Data extracted from a collection

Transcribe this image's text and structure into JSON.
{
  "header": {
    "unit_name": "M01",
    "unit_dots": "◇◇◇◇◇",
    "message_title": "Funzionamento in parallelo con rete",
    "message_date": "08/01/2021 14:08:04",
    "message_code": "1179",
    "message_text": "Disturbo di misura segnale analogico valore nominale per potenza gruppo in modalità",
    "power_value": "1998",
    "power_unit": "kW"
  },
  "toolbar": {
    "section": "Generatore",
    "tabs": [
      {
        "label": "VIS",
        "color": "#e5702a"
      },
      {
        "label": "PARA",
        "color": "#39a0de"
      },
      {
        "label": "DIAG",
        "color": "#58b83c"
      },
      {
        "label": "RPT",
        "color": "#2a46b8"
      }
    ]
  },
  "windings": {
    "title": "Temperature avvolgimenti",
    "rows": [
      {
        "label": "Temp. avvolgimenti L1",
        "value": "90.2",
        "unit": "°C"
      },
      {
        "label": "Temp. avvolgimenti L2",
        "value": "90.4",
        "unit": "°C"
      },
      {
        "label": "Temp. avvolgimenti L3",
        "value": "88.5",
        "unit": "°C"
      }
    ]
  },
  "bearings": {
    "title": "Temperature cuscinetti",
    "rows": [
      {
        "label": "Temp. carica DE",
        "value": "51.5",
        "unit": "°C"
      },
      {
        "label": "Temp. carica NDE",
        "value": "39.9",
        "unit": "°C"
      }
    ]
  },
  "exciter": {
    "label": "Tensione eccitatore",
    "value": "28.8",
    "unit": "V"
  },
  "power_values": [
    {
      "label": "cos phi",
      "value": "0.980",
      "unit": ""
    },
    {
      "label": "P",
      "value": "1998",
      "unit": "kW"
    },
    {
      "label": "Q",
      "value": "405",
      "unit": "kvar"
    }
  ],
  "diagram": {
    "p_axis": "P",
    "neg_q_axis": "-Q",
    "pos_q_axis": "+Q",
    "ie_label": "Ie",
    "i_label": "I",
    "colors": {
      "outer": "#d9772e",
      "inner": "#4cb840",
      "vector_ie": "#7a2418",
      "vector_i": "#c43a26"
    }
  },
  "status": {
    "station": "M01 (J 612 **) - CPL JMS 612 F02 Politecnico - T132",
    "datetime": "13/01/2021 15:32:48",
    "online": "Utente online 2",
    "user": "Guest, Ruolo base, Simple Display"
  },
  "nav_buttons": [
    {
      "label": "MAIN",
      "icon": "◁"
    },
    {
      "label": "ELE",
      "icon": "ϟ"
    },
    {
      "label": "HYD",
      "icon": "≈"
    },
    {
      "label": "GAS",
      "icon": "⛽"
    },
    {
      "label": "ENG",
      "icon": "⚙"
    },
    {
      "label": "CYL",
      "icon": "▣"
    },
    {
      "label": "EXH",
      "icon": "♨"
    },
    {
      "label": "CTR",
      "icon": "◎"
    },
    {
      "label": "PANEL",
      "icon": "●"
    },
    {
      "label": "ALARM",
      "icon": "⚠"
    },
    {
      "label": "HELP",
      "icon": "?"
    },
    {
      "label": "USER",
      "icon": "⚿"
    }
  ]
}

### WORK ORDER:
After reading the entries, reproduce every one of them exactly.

### TASK RESULT:
Transcribe this image's text and structure into JSON.
{
  "header": {
    "unit_name": "M01",
    "unit_dots": "◇◇◇◇◇",
    "message_title": "Funzionamento in parallelo con rete",
    "message_date": "08/01/2021 14:08:04",
    "message_code": "1179",
    "message_text": "Disturbo di misura segnale analogico valore nominale per potenza gruppo in modalità",
    "power_value": "1998",
    "power_unit": "kW"
  },
  "toolbar": {
    "section": "Generatore",
    "tabs": [
      {
        "label": "VIS",
        "color": "#e5702a"
      },
      {
        "label": "PARA",
        "color": "#39a0de"
      },
      {
        "label": "DIAG",
        "color": "#58b83c"
      },
      {
        "label": "RPT",
        "color": "#2a46b8"
      }
    ]
  },
  "windings": {
    "title": "Temperature avvolgimenti",
    "rows": [
      {
        "label": "Temp. avvolgimenti L1",
        "value": "90.2",
        "unit": "°C"
      },
      {
        "label": "Temp. avvolgimenti L2",
        "value": "90.4",
        "unit": "°C"
      },
      {
        "label": "Temp. avvolgimenti L3",
        "value": "88.5",
        "unit": "°C"
      }
    ]
  },
  "bearings": {
    "title": "Temperature cuscinetti",
    "rows": [
      {
        "label": "Temp. carica DE",
        "value": "51.5",
        "unit": "°C"
      },
      {
        "label": "Temp. carica NDE",
        "value": "39.9",
        "unit": "°C"
      }
    ]
  },
  "exciter": {
    "label": "Tensione eccitatore",
    "value": "28.8",
    "unit": "V"
  },
  "power_values": [
    {
      "label": "cos phi",
      "value": "0.980",
      "unit": ""
    },
    {
      "label": "P",
      "value": "1998",
      "unit": "kW"
    },
    {
      "label": "Q",
      "value": "405",
      "unit": "kvar"
    }
  ],
  "diagram": {
    "p_axis": "P",
    "neg_q_axis": "-Q",
    "pos_q_axis": "+Q",
    "ie_label": "Ie",
    "i_label": "I",
    "colors": {
      "outer": "#d9772e",
      "inner": "#4cb840",
      "vector_ie": "#7a2418",
      "vector_i": "#c43a26"
    }
  },
  "status": {
    "station": "M01 (J 612 **) - CPL JMS 612 F02 Politecnico - T132",
    "datetime": "13/01/2021 15:32:48",
    "online": "Utente online 2",
    "user": "Guest, Ruolo base, Simple Display"
  },
  "nav_buttons": [
    {
      "label": "MAIN",
      "icon": "◁"
    },
    {
      "label": "ELE",
      "icon": "ϟ"
    },
    {
      "label": "HYD",
      "icon": "≈"
    },
    {
      "label": "GAS",
      "icon": "⛽"
    },
    {
      "label": "ENG",
      "icon": "⚙"
    },
    {
      "label": "CYL",
      "icon": "▣"
    },
    {
      "label": "EXH",
      "icon": "♨"
    },
    {
      "label": "CTR",
      "icon": "◎"
    },
    {
      "label": "PANEL",
      "icon": "●"
    },
    {
      "label": "ALARM",
      "icon": "⚠"
    },
    {
      "label": "HELP",
      "icon": "?"
    },
    {
      "label": "USER",
      "icon": "⚿"
    }
  ]
}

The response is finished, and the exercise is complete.